|US7143672 *||Jul 28, 2005||Dec 5, 2006||Helen Of Troy Limited||Hand tools with suppressible stay-open mechanism|
|US8136188||May 7, 2008||Mar 20, 2012||Timothy Bell||Combination pipe cutter and can lid opener and method of use thereof|
|US20090277310 *||May 7, 2008||Nov 12, 2009||Timothy Bell||Combination pipe cutter and can lid opener and method of use thereof|

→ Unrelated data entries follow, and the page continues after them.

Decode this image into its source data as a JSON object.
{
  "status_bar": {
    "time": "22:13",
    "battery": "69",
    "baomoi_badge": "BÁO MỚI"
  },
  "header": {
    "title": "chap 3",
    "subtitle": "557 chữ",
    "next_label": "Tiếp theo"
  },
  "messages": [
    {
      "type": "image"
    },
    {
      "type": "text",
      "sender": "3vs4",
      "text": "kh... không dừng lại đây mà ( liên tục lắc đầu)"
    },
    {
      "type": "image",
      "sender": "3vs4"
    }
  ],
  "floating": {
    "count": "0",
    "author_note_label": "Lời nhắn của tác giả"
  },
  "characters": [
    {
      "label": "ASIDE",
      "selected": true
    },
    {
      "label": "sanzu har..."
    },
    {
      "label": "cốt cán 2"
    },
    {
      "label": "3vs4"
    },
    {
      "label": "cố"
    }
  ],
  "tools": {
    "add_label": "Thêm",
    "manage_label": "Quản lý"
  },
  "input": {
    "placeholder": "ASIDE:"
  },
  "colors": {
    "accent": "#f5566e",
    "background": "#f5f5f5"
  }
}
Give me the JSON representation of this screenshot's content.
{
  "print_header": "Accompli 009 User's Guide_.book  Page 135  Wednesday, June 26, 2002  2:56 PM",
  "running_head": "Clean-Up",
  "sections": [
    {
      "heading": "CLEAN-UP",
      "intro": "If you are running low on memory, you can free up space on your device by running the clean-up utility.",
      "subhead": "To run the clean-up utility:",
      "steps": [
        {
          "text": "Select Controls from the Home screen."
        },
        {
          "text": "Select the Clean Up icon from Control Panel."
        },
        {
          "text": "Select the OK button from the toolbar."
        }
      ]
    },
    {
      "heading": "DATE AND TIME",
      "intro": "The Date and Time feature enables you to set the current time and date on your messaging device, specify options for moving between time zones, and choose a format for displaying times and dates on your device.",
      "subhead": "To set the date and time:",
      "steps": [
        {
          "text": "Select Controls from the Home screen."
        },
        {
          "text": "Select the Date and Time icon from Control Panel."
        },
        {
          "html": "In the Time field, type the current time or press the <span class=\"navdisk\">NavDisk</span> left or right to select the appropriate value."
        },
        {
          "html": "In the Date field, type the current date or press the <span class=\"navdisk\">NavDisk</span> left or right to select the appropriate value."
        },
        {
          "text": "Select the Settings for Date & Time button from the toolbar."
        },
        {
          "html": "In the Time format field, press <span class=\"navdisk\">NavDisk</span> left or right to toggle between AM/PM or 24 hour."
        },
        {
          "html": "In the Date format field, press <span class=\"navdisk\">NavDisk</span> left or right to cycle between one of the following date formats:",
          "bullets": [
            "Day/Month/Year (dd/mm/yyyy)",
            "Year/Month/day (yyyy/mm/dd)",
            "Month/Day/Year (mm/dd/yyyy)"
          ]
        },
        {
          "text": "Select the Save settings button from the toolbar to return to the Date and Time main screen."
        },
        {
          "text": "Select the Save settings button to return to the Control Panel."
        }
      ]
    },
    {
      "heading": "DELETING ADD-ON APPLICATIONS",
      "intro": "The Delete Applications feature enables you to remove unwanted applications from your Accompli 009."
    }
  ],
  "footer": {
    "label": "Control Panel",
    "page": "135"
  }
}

|US20160059427 *||Aug 13, 2015||Mar 3, 2016||Anthony G. Stanley||Cutting tool|
|USD732915 *||Apr 5, 2013||Jun 30, 2015||Safe Hands Australia Pty Ltd||Pliers|
|USD778700 *||Jun 16, 2014||Feb 14, 2017||Engineer Inc.||Plier|
|U.S. Classification||81/417, 81/427.5|
|International Classification||B25B7/18, B25B7/02|
|Mar 31, 2005||AS||Assignment|
Owner name: KAPMAN AB, SWEDEN
Free format text: ASSIGNMENT OF ASSIGNORS INTEREST;ASSIGNORS:LOVEMARK, MATTIAS;OL-LARS, JAN;REEL/FRAME:015989/0362
Effective date: 20050114
|Sep 11, 2009||FPAY||Fee payment|
Year of fee payment: 4
|Nov 15, 2013||REMI||Maintenance fee reminder mailed|
|Apr 4, 2014||LAPS||Lapse for failure to pay maintenance fees|
|May 27, 2014||FP||Expired due to failure to pay maintenance fee|
Effective date: 20140404